◆ Items from an interface collection ◆

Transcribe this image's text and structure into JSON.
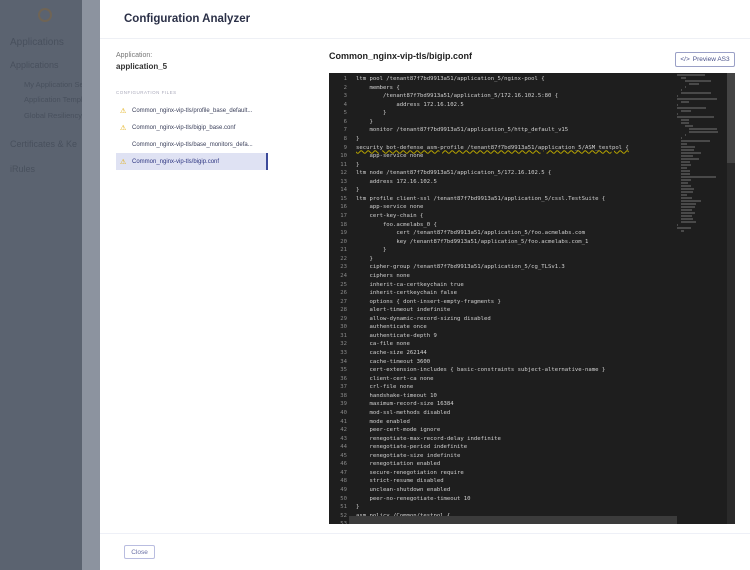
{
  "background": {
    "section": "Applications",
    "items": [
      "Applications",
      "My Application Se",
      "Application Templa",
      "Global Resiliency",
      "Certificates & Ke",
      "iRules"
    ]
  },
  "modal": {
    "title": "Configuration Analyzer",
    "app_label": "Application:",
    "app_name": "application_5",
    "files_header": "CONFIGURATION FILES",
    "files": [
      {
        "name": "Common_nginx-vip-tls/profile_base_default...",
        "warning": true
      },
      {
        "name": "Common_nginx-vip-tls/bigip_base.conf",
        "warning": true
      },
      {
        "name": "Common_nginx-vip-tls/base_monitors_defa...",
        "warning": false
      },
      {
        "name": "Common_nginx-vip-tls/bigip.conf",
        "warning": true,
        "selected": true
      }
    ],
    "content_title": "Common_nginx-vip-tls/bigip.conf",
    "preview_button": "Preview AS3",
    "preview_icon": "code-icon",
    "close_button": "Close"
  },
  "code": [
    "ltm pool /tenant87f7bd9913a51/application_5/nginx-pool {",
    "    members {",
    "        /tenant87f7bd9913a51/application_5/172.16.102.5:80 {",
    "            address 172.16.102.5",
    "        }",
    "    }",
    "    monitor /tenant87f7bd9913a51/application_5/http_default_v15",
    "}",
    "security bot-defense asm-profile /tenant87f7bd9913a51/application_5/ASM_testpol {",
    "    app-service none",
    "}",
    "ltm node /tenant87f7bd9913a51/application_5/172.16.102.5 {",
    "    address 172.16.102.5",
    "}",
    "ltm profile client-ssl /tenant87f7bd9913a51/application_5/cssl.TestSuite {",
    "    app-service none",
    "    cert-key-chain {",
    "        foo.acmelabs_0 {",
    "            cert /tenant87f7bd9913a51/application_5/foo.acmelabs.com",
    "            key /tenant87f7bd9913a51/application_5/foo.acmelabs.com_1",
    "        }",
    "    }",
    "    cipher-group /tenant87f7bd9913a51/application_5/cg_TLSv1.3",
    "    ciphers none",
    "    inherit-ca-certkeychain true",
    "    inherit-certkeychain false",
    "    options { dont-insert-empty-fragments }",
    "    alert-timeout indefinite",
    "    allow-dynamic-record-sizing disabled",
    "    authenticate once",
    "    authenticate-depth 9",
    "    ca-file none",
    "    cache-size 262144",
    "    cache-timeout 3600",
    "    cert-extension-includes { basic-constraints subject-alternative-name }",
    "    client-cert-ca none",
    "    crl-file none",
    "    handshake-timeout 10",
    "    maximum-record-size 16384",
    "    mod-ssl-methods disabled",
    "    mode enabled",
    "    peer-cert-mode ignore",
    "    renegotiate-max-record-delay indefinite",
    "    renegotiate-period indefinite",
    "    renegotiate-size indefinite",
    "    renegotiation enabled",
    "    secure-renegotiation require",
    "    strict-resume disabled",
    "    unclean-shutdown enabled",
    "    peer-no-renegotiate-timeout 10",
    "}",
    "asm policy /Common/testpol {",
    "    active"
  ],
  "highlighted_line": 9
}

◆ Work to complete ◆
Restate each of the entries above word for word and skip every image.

◆ Solution ◆
Transcribe this image's text and structure into JSON.
{
  "background": {
    "section": "Applications",
    "items": [
      "Applications",
      "My Application Se",
      "Application Templa",
      "Global Resiliency",
      "Certificates & Ke",
      "iRules"
    ]
  },
  "modal": {
    "title": "Configuration Analyzer",
    "app_label": "Application:",
    "app_name": "application_5",
    "files_header": "CONFIGURATION FILES",
    "files": [
      {
        "name": "Common_nginx-vip-tls/profile_base_default...",
        "warning": true
      },
      {
        "name": "Common_nginx-vip-tls/bigip_base.conf",
        "warning": true
      },
      {
        "name": "Common_nginx-vip-tls/base_monitors_defa...",
        "warning": false
      },
      {
        "name": "Common_nginx-vip-tls/bigip.conf",
        "warning": true,
        "selected": true
      }
    ],
    "content_title": "Common_nginx-vip-tls/bigip.conf",
    "preview_button": "Preview AS3",
    "preview_icon": "code-icon",
    "close_button": "Close"
  },
  "code": [
    "ltm pool /tenant87f7bd9913a51/application_5/nginx-pool {",
    "    members {",
    "        /tenant87f7bd9913a51/application_5/172.16.102.5:80 {",
    "            address 172.16.102.5",
    "        }",
    "    }",
    "    monitor /tenant87f7bd9913a51/application_5/http_default_v15",
    "}",
    "security bot-defense asm-profile /tenant87f7bd9913a51/application_5/ASM_testpol {",
    "    app-service none",
    "}",
    "ltm node /tenant87f7bd9913a51/application_5/172.16.102.5 {",
    "    address 172.16.102.5",
    "}",
    "ltm profile client-ssl /tenant87f7bd9913a51/application_5/cssl.TestSuite {",
    "    app-service none",
    "    cert-key-chain {",
    "        foo.acmelabs_0 {",
    "            cert /tenant87f7bd9913a51/application_5/foo.acmelabs.com",
    "            key /tenant87f7bd9913a51/application_5/foo.acmelabs.com_1",
    "        }",
    "    }",
    "    cipher-group /tenant87f7bd9913a51/application_5/cg_TLSv1.3",
    "    ciphers none",
    "    inherit-ca-certkeychain true",
    "    inherit-certkeychain false",
    "    options { dont-insert-empty-fragments }",
    "    alert-timeout indefinite",
    "    allow-dynamic-record-sizing disabled",
    "    authenticate once",
    "    authenticate-depth 9",
    "    ca-file none",
    "    cache-size 262144",
    "    cache-timeout 3600",
    "    cert-extension-includes { basic-constraints subject-alternative-name }",
    "    client-cert-ca none",
    "    crl-file none",
    "    handshake-timeout 10",
    "    maximum-record-size 16384",
    "    mod-ssl-methods disabled",
    "    mode enabled",
    "    peer-cert-mode ignore",
    "    renegotiate-max-record-delay indefinite",
    "    renegotiate-period indefinite",
    "    renegotiate-size indefinite",
    "    renegotiation enabled",
    "    secure-renegotiation require",
    "    strict-resume disabled",
    "    unclean-shutdown enabled",
    "    peer-no-renegotiate-timeout 10",
    "}",
    "asm policy /Common/testpol {",
    "    active"
  ],
  "highlighted_line": 9
}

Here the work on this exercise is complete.